People familiar with the ancient paleolithic heritage of Europe are familiar with the Ice Age cave paintings of the famous Altamira Cave in Spain, or Lascaux and Chauvet in France. What is less well known is that there are some 350 caves in France and Spain alone that contain cave art. One of the best preserved and yet less well known sites is Niaux Cave.

Looking up at the Pyrenees foothills from Niaux Cave

Looking down on Tarascon from the Pyrenees foothills

Niaux Cave is located in the beautiful Ariege region of France, at the base of the Pyrenees. There is much to see in the area beyond the cave and the best home base to do so is the small town of Tarascon-sur-Ariège. It contains great restaurants, beautiful surroundings, and numerous activities.

Notice the spears in the sides of these bison

A European Lion carving on bone

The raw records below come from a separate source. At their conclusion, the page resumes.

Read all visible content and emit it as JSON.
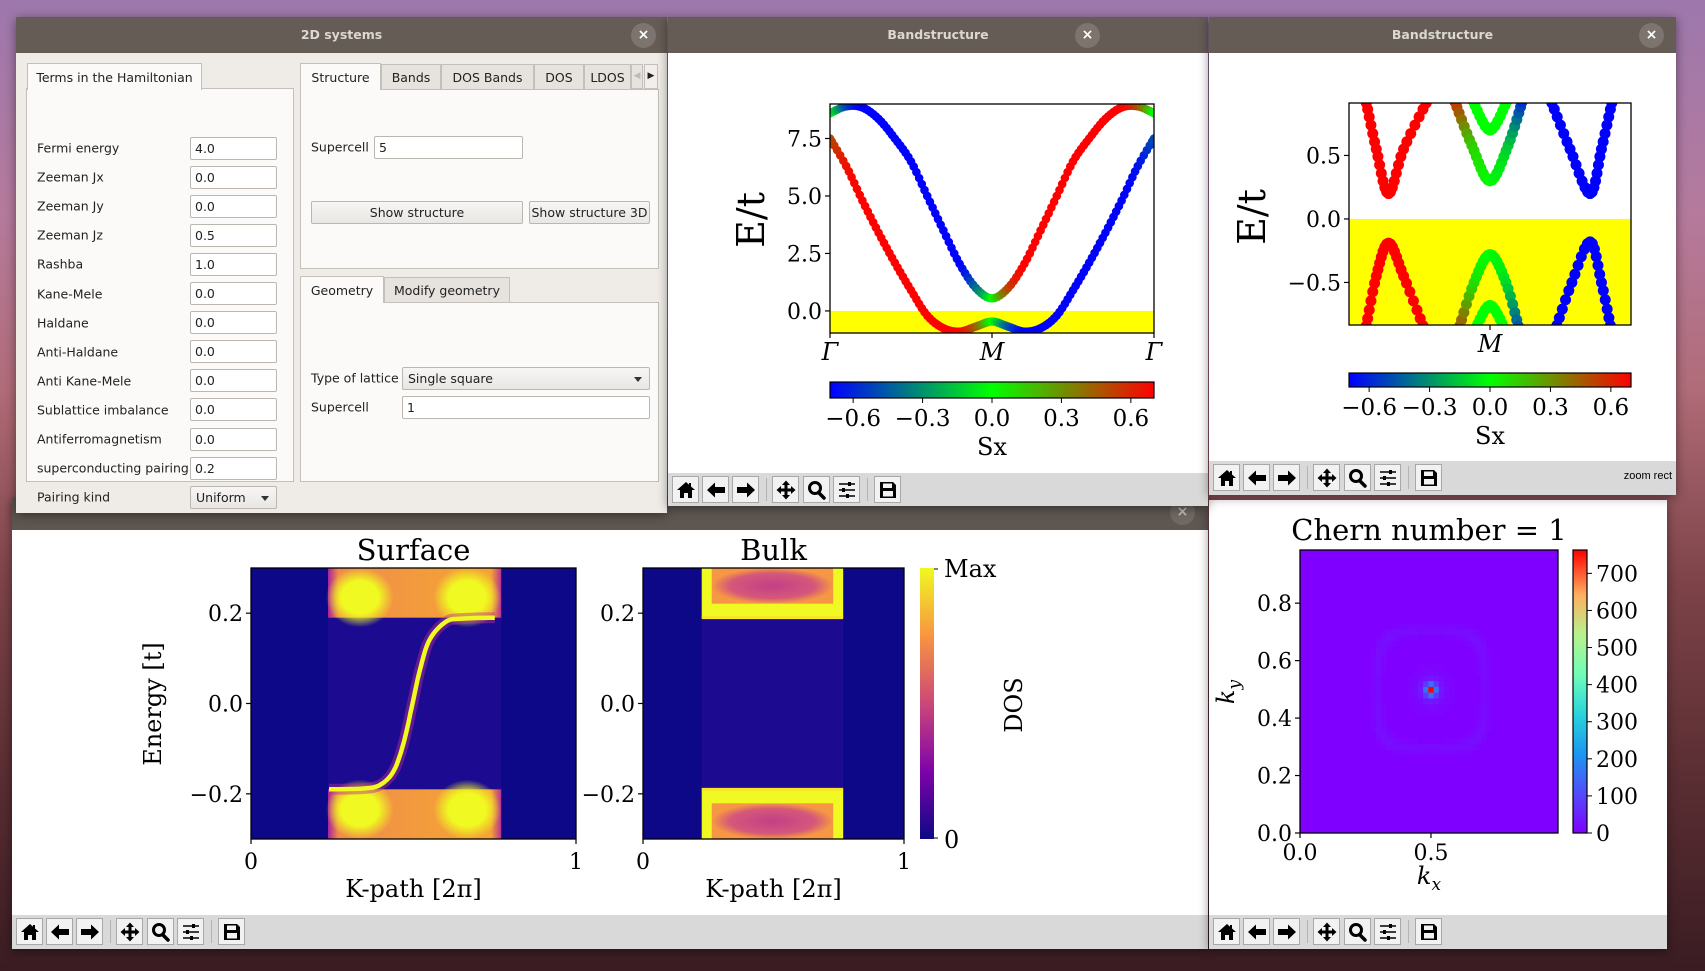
{
  "systems": {
    "title": "2D systems",
    "close_icon": "close-icon",
    "hamiltonian_tab": "Terms in the Hamiltonian",
    "params": [
      {
        "label": "Fermi energy",
        "value": "4.0"
      },
      {
        "label": "Zeeman Jx",
        "value": "0.0"
      },
      {
        "label": "Zeeman Jy",
        "value": "0.0"
      },
      {
        "label": "Zeeman Jz",
        "value": "0.5"
      },
      {
        "label": "Rashba",
        "value": "1.0"
      },
      {
        "label": "Kane-Mele",
        "value": "0.0"
      },
      {
        "label": "Haldane",
        "value": "0.0"
      },
      {
        "label": "Anti-Haldane",
        "value": "0.0"
      },
      {
        "label": "Anti Kane-Mele",
        "value": "0.0"
      },
      {
        "label": "Sublattice imbalance",
        "value": "0.0"
      },
      {
        "label": "Antiferromagnetism",
        "value": "0.0"
      },
      {
        "label": "superconducting pairing",
        "value": "0.2"
      }
    ],
    "pairing_kind": {
      "label": "Pairing kind",
      "value": "Uniform"
    },
    "top_tabs": [
      "Structure",
      "Bands",
      "DOS Bands",
      "DOS",
      "LDOS"
    ],
    "supercell_label": "Supercell",
    "supercell_value": "5",
    "show_structure": "Show structure",
    "show_structure_3d": "Show structure 3D",
    "bottom_tabs": [
      "Geometry",
      "Modify geometry"
    ],
    "lattice_label": "Type of lattice",
    "lattice_value": "Single square",
    "geom_supercell_label": "Supercell",
    "geom_supercell_value": "1"
  },
  "band1": {
    "title": "Bandstructure"
  },
  "band2": {
    "title": "Bandstructure",
    "toolbar_message": "zoom rect"
  },
  "toolbar_buttons": [
    "home-icon",
    "back-arrow-icon",
    "forward-arrow-icon",
    "pan-move-icon",
    "zoom-magnifier-icon",
    "configure-subplots-icon",
    "save-floppy-icon"
  ],
  "colors": {
    "fermi_sea": "#ffff00",
    "sx_negative": "#0000ff",
    "sx_zero": "#00ff00",
    "sx_positive": "#ff0000"
  },
  "chart_data": [
    {
      "id": "band1",
      "type": "scatter",
      "ylabel": "E/t",
      "xticklabels": [
        "Γ",
        "M",
        "Γ"
      ],
      "xticks": [
        0,
        0.5,
        1
      ],
      "xlim": [
        0,
        1
      ],
      "ylim": [
        -0.96,
        9.0
      ],
      "yticks": [
        0.0,
        2.5,
        5.0,
        7.5
      ],
      "yticklabels": [
        "0.0",
        "2.5",
        "5.0",
        "7.5"
      ],
      "filled_below_energy": 0.0,
      "colorbar": {
        "label": "Sx",
        "range": [
          -0.7,
          0.7
        ],
        "ticks": [
          -0.6,
          -0.3,
          0.0,
          0.3,
          0.6
        ],
        "ticklabels": [
          "−0.6",
          "−0.3",
          "0.0",
          "0.3",
          "0.6"
        ]
      },
      "series": [
        {
          "x": [
            0,
            0.05,
            0.1,
            0.15,
            0.2,
            0.25,
            0.3,
            0.35,
            0.4,
            0.45,
            0.5,
            0.55,
            0.6,
            0.65,
            0.7,
            0.75,
            0.8,
            0.85,
            0.9,
            0.95,
            1
          ],
          "y": [
            8.6,
            8.9,
            8.85,
            8.35,
            7.5,
            6.5,
            5.0,
            3.5,
            2.05,
            1.0,
            0.55,
            1.0,
            2.05,
            3.5,
            5.0,
            6.5,
            7.5,
            8.35,
            8.85,
            8.9,
            8.6
          ],
          "sx": [
            0,
            -0.5,
            -0.7,
            -0.7,
            -0.7,
            -0.7,
            -0.7,
            -0.7,
            -0.7,
            -0.4,
            0,
            0.5,
            0.7,
            0.7,
            0.7,
            0.7,
            0.7,
            0.7,
            0.7,
            0.5,
            0
          ]
        },
        {
          "x": [
            0,
            0.05,
            0.1,
            0.15,
            0.2,
            0.25,
            0.3,
            0.35,
            0.4,
            0.45,
            0.5,
            0.55,
            0.6,
            0.65,
            0.7,
            0.75,
            0.8,
            0.85,
            0.9,
            0.95,
            1
          ],
          "y": [
            7.5,
            6.3,
            4.8,
            3.4,
            2.1,
            0.9,
            -0.2,
            -0.75,
            -0.9,
            -0.68,
            -0.46,
            -0.68,
            -0.9,
            -0.75,
            -0.2,
            0.9,
            2.1,
            3.4,
            4.8,
            6.3,
            7.5
          ],
          "sx": [
            0.5,
            0.65,
            0.7,
            0.7,
            0.7,
            0.7,
            0.7,
            0.7,
            0.7,
            0.45,
            0,
            -0.45,
            -0.7,
            -0.7,
            -0.7,
            -0.7,
            -0.7,
            -0.7,
            -0.7,
            -0.65,
            -0.5
          ]
        }
      ]
    },
    {
      "id": "band2",
      "type": "scatter",
      "ylabel": "E/t",
      "xticklabels": [
        "M"
      ],
      "xticks": [
        0.5
      ],
      "xlim": [
        0.19,
        0.81
      ],
      "ylim": [
        -0.835,
        0.913
      ],
      "yticks": [
        -0.5,
        0.0,
        0.5
      ],
      "yticklabels": [
        "−0.5",
        "0.0",
        "0.5"
      ],
      "filled_below_energy": 0.0,
      "colorbar": {
        "label": "Sx",
        "range": [
          -0.7,
          0.7
        ],
        "ticks": [
          -0.6,
          -0.3,
          0.0,
          0.3,
          0.6
        ],
        "ticklabels": [
          "−0.6",
          "−0.3",
          "0.0",
          "0.3",
          "0.6"
        ]
      },
      "series": [
        {
          "x": [
            0.226,
            0.25,
            0.277,
            0.31,
            0.365
          ],
          "y": [
            0.95,
            0.55,
            0.2,
            0.55,
            0.95
          ],
          "sx": [
            0.7,
            0.7,
            0.7,
            0.7,
            0.7
          ]
        },
        {
          "x": [
            0.42,
            0.46,
            0.5,
            0.54,
            0.573
          ],
          "y": [
            0.95,
            0.58,
            0.3,
            0.58,
            0.95
          ],
          "sx": [
            0.6,
            0.15,
            0,
            -0.15,
            -0.6
          ]
        },
        {
          "x": [
            0.46,
            0.5,
            0.54
          ],
          "y": [
            0.95,
            0.7,
            0.95
          ],
          "sx": [
            0,
            0,
            0
          ]
        },
        {
          "x": [
            0.632,
            0.676,
            0.72,
            0.745,
            0.77
          ],
          "y": [
            0.95,
            0.55,
            0.2,
            0.55,
            0.95
          ],
          "sx": [
            -0.7,
            -0.7,
            -0.7,
            -0.7,
            -0.7
          ]
        },
        {
          "x": [
            0.226,
            0.25,
            0.277,
            0.31,
            0.357
          ],
          "y": [
            -0.88,
            -0.45,
            -0.19,
            -0.45,
            -0.88
          ],
          "sx": [
            0.7,
            0.7,
            0.7,
            0.7,
            0.7
          ]
        },
        {
          "x": [
            0.43,
            0.465,
            0.5,
            0.535,
            0.565
          ],
          "y": [
            -0.88,
            -0.5,
            -0.28,
            -0.5,
            -0.88
          ],
          "sx": [
            0.5,
            0.1,
            0,
            -0.1,
            -0.5
          ]
        },
        {
          "x": [
            0.466,
            0.5,
            0.534
          ],
          "y": [
            -0.88,
            -0.68,
            -0.88
          ],
          "sx": [
            0,
            0,
            0
          ]
        },
        {
          "x": [
            0.643,
            0.68,
            0.72,
            0.745,
            0.767
          ],
          "y": [
            -0.88,
            -0.5,
            -0.18,
            -0.5,
            -0.88
          ],
          "sx": [
            -0.7,
            -0.7,
            -0.7,
            -0.7,
            -0.7
          ]
        }
      ]
    },
    {
      "id": "surface",
      "type": "heatmap",
      "title": "Surface",
      "xlabel": "K-path [2π]",
      "ylabel": "Energy [t]",
      "xlim": [
        0,
        1
      ],
      "ylim": [
        -0.3,
        0.3
      ],
      "xticks": [
        0,
        1
      ],
      "xticklabels": [
        "0",
        "1"
      ],
      "yticks": [
        -0.2,
        0.0,
        0.2
      ],
      "yticklabels": [
        "−0.2",
        "0.0",
        "0.2"
      ],
      "bulk_continuum_k": [
        0.237,
        0.77
      ],
      "gap_edges": [
        -0.19,
        0.19
      ],
      "edge_state": {
        "k": [
          0.24,
          0.35,
          0.4,
          0.44,
          0.47,
          0.497,
          0.52,
          0.55,
          0.6,
          0.65,
          0.75
        ],
        "E": [
          -0.19,
          -0.188,
          -0.179,
          -0.148,
          -0.086,
          0,
          0.075,
          0.142,
          0.181,
          0.188,
          0.19
        ]
      }
    },
    {
      "id": "bulk",
      "type": "heatmap",
      "title": "Bulk",
      "xlabel": "K-path [2π]",
      "xlim": [
        0,
        1
      ],
      "ylim": [
        -0.3,
        0.3
      ],
      "xticks": [
        0,
        1
      ],
      "xticklabels": [
        "0",
        "1"
      ],
      "yticks": [
        -0.2,
        0.0,
        0.2
      ],
      "yticklabels": [
        "−0.2",
        "0.0",
        "0.2"
      ],
      "bulk_continuum_k": [
        0.225,
        0.767
      ],
      "gap_edges": [
        -0.19,
        0.19
      ],
      "colorbar": {
        "label": "DOS",
        "ticklabels": [
          "0",
          "Max"
        ],
        "colormap": "plasma"
      }
    },
    {
      "id": "chern",
      "type": "heatmap",
      "title": "Chern number = 1",
      "xlabel": "k_x",
      "ylabel": "k_y",
      "xlim": [
        0,
        0.985
      ],
      "ylim": [
        0,
        0.985
      ],
      "xticks": [
        0.0,
        0.5
      ],
      "xticklabels": [
        "0.0",
        "0.5"
      ],
      "yticks": [
        0.0,
        0.2,
        0.4,
        0.6,
        0.8
      ],
      "yticklabels": [
        "0.0",
        "0.2",
        "0.4",
        "0.6",
        "0.8"
      ],
      "peak": {
        "kx": 0.5,
        "ky": 0.5,
        "value": 763
      },
      "colorbar": {
        "range": [
          0,
          763
        ],
        "ticks": [
          0,
          100,
          200,
          300,
          400,
          500,
          600,
          700
        ],
        "ticklabels": [
          "0",
          "100",
          "200",
          "300",
          "400",
          "500",
          "600",
          "700"
        ],
        "colormap": "rainbow"
      }
    }
  ]
}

The Niaux Cave Paintings date back to the period between 10,500-11,500 BC near the end of the Ice Age. It contains paintings of prehistoric animal species such as bison, ibex, horses, auroch...all of which are extinct in the region, plus red deer and other species. Many of them show signs of being hunted, such as spears in their sides. It is not clear why people ventured in so deeply into caves to make these paintings. Perhaps they were ritualistic ceremonies made by shamans to bring big game to the valleys. Perhaps they were teaching tools in the cold winter months for adults to train young hunters. Whatever the reasons, the quality of the art and the state of preservation after so many thousands of years is outstanding.


There are tours into the cave, with several French language tours per day and one English tour. But, the tours are small and often fill up fast (or needing reservations), so they have built a museum called the Prehistoric Art Park which contains an exact replica of the cave and its paintings, as well as, containing many prehistoric artifacts that were discovered in and around the cave. This museum provides visitors a great opportunity to get a feel for the cave without going in it, as well as, an introduction to the scene if you are doing the tour. We went in early April (the off season), so there was no issue getting a tour.

A museum interpreter demonstrating making fire for a school group

Since photographs are not allowed in the cave itself, the photographs you see here are from the museum. But, it really did look that way inside. The Prehistoric Art Park also contains some outdoor exhibits where interpreters demonstrate the making of stone, wood, and bone tools and how they made fire using fungi, moss, and grass.

Beyond the cave and museum, Tarascon is also a great jumping off place for exploring the nearby Pyrenees Mountains including the tiny nation of Andorra.

The Pyrenees near Tarascon in April

No comments: